Myth #11 – I was injured in an accident and I am entitled to a big payoff.


Liebeck v McDonald’s. It was a personal injury case from the United States that you may remember. Mrs. Liebeck spilled a cup of hot coffee purchased from McDonald’s in her lap.  She suffered third degree burns and required hospital treatment including skin grafts.

While her injuries were significant enough to require hospitalization and were certainly painful, they were by no means serious or life threatening.

Nonetheless, a New Mexico jury awarded her $2.86 million in damages. The Liebeck case and others like it seem to have led to a misperception that if you are personally injured you can potentially sue for a large award in damages. 

However, this is not usually the case in Bermuda. Being injured in an accident is terrible and can often be traumatic. It is also a terrible inconvenience. 

You may miss work for a period of time while you recover and may not be paid your usual wage. 

You will likely have medical expenses that you did not anticipate. You will endure pain and suffering while recovering.

Whilst Bermuda law recognizes that an injured person is entitled to money damages when he or she has been injured in an accident and another party is responsible, the key concept underlying those damages is compensation to the injured party.

Except in very unique and unusual circumstances, the Court does not look to punish the person responsible for the accident by ordering them to pay additional sums of money to the injured person. 

As such, if you have been injured in an accident due to the fault of another, save for some narrow exceptions, you can expect to receive money to compensate you in the following areas:


1. Loss of Wages.  If you have been unable to attend work due to your injury, and as a result have lost income, you are entitled to be compensated for that lost income. That income will include your usual wage and any overtime that you agree to work in the ordinary course.


2. Medical Expenses. You are entitled to the repayment of any medical expenses that you incurred as a result of the injury for which you would not have otherwise been responsible. This might include co-payments for which you are responsible in accordance with your medical insurance plan, payments for prescription medication or physical therapy to assist in your recovery. Remember to keep receipts for all expenses related to the injury as you incur them. You will need them to prove that you are out of pocket.


3. Pain and Suffering / Loss of Amenity.  Compensation for this type of loss recognizes that the injured person should be paid a sum for the discomfort resulting from the injury along with the inability to live one’s day-to-day life normally whilst recovering. The interesting part is how the Court determines the amount to be paid under this head of damage. It is easy to determine how much an injured person should be compensated for medical expenses, but what amount can be ascribed to a broken leg and the pain associated with that injury?

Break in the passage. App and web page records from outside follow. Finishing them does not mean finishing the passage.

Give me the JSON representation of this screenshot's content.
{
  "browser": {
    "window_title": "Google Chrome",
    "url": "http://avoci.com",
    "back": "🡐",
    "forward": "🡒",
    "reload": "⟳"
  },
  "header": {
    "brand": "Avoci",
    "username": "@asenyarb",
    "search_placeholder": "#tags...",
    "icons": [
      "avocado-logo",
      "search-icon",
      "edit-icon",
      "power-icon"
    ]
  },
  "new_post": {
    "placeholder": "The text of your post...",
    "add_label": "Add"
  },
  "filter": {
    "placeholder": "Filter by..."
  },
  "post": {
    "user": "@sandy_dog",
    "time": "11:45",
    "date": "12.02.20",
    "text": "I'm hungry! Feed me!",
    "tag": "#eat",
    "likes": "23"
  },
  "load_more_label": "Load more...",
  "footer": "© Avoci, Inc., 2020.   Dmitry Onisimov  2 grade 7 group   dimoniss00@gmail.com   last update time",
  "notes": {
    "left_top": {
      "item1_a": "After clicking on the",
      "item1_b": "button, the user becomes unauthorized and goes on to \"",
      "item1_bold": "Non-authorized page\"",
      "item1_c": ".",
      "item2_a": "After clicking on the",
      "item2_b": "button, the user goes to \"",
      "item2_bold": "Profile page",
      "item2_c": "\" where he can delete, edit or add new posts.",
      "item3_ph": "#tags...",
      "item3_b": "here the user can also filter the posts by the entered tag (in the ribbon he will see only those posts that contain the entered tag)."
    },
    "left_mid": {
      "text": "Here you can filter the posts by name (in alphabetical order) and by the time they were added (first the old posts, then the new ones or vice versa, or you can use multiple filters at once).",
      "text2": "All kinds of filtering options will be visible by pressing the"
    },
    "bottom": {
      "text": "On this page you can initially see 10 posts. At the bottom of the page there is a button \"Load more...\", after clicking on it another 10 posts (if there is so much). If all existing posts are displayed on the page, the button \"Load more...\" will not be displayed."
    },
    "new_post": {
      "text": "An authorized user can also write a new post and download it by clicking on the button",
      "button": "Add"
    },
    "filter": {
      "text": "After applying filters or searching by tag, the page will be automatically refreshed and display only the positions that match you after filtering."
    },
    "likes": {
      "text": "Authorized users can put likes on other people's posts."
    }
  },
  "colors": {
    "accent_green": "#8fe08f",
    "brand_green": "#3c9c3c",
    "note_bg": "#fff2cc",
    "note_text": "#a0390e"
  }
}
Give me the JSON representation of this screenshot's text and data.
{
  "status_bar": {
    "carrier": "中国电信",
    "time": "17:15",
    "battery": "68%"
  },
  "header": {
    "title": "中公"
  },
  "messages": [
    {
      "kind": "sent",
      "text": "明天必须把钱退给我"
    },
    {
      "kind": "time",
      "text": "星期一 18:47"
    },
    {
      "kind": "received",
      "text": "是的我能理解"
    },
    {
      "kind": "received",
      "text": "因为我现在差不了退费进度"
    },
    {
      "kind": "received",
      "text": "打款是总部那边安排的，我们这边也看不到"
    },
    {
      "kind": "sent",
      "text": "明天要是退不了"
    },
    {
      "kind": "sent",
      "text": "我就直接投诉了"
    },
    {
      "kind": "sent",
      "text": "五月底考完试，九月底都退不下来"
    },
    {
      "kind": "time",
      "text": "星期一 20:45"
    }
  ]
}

In reaching this decision, the Bermuda Court will look to a UK publication known as the Judicial Studies Board Guidelines for assistance. The Guidelines provide a summary of damages awarded in personal injury cases in the United Kingdom and express the summary as a monetary range for any particular injury. While the Guidelines are just that, a guide, they establish the usual ranges of damages that an injured person is awarded for pain and suffering. They take into account the part of the body injured, the severity of the injury and whether the injured person makes a full recovery or is left with lingering after effects as a result of the injury.


While the damages to which you are entitled may not make you rich, they can help you get back to where you were before the injury.

Consider contacting an attorney to discuss the circumstances surrounding the accident, your injuries and what damages you might expect to receive from the party at fault. 

You may not receive the type of windfall the jury thought Mrs. Liebeck should receive, but you can be compensated so that you are put in a position as near as possible that you would have been in had the accident not occurred.

This article has been written by Kevin Taylor, who is the managing director, and he works with the Litigation and Advice Group, at Marshall Diel & Myers Limited.  Mr Taylor may be contacted at or via phone at 441-295-7105 A copy of this article can be found at the firm’s website at This column is for general guidance only. It should not be used as a substitute for professional legal advice. Before proceeding with any matters discussed here, persons are advised to consult with a lawyer.